Last night my wife and I went to a fundraising quiz at one of the local taverns. Nice and warm inside, but a bit of a shock to come outside and find a skiff of snow on the ground. There'd been snow forecast, but nine times out of ten it doesn't arrive. Anyway, it wasn't anything much and we drove home without incident. This morning there was a bit more snow on the ground, but still not enough to stop my intrepid wife from driving part of the way to work and then walking the rest.
I haven't been to many quiz nights like this: it was a combination of quiz questions (the winning team got a prize, of course) and endless raffles, and another thing where you got a celebrity name (I was Pavarotti) and if you're name was called you went up and got a prize. They had prizes galore - obviously firms are happy to donate to these sorts of things, though they must get called on constantly for support.
Pubs are noisy places, with the televisions going up on the TV mounts on the walls, and the filling of glasses at the bar, and the general chatter (including from those who aren't participating in the quiz night), and the restaurant area making its usual sorts of noises.
We did quite well, all up, though we didn't get placed.
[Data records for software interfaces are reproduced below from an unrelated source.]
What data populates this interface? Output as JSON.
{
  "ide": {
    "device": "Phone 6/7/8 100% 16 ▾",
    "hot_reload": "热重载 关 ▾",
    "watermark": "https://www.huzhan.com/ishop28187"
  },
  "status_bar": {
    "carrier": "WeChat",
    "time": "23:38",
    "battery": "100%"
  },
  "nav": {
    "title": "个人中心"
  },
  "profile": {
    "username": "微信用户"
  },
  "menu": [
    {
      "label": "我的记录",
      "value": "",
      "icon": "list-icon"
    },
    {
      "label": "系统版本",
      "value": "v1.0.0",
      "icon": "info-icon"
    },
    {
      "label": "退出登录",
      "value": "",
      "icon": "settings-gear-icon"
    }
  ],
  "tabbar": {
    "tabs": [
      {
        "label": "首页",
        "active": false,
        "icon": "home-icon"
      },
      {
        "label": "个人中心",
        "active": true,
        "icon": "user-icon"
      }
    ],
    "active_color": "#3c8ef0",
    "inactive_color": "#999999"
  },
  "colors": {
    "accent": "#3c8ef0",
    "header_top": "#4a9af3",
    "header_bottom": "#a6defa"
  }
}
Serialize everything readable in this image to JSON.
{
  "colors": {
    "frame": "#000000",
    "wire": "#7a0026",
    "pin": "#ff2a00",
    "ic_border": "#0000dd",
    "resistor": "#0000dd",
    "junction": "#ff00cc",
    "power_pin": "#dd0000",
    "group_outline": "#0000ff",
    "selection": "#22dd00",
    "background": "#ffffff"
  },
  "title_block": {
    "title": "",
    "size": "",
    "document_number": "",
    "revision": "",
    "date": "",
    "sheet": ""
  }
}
We needed to do better than our top score in a section, which was only eight. I think we got down to five points in another section. The sports questions were the worst, but a bunch of answers beginning with S restored our confidence. And it turned out we had a 'rabid royalist' in our group (according to her friend) so she helped with the section on the monarchy.
On Monday night my wife and I caught up on the film, Precious. She'd been wanting to see it for some time, and certainly it was worth seeing, if only for the performances alone. Gabourey Sidibe is a revelation in the lead role, and Mo'Nique, who's apparently tended to play comic roles in the past, is a nightmare as the abusive and self-centred mother. Mariah Carey also eschews her star presence and appears in a few scenes as the social worker. Great film, though it was sometimes difficult to pick up on what the younger actors were saying because of their individual 'dialects.'
We went to see the movie version of Salmon Fishing in the Yemen, the other day, too. Delightful movie, though I think it takes some liberties with the storyline as well as casting Kristin Scott Thomas as the PR person - this was a male character in the original. However, Thomas does a great job with it, scary as hell, and plainly awful as a person. The book's telling of the story through diary entries, emails and other notes is lost to a great extent - although Skype replaces some of the communications, and there are emails written at various points, with the text running over the screen. I think the movie also changes the 'love story' between the two main characters. It's several years since I read it, but I noted on this blog at the time "the romance aspect is quietly handled, and there’s no shattering of marriages or sudden changes of direction for the characters," something that isn't quite like the movie, where the two main characters obviously go off into the sunset with each other at the end, leaving the uppity wife and the returned soldier on the sidelines. I'll have to check the book out again sometime and see how it deals with this.
However the movie stands on its own feet quite comfortably, and retains at least one of the most delightfully funny lines from the book. Fred, the main character, has had a bit of an argument with his so-superior wife, who always expects everything to be on her terms. “The rest of the evening was a bit of a frost, but when we went to bed, I think Mary must have felt a little guilty about the way she had changed her plans. Suffice to say, my new Marks & Spencer pyjamas were not required for the early part of the night. A relatively rare event in our marriage of late. Afterwards Mary said, ‘There now, darling, that should keep you going for a bit.’” (Page 30)
Ewan McGregor is great in the main role. He fits it like a glove, and of course, rolls his accent around the lines with great enjoyment. McGregor has sometimes seemed out of 'fit' with his film roles, such as the young Obi Wan Kenobi, or in Moulin Rouge or in a sci-fi the name of which I can't remember at present. But here everything works, and it's a joy to see.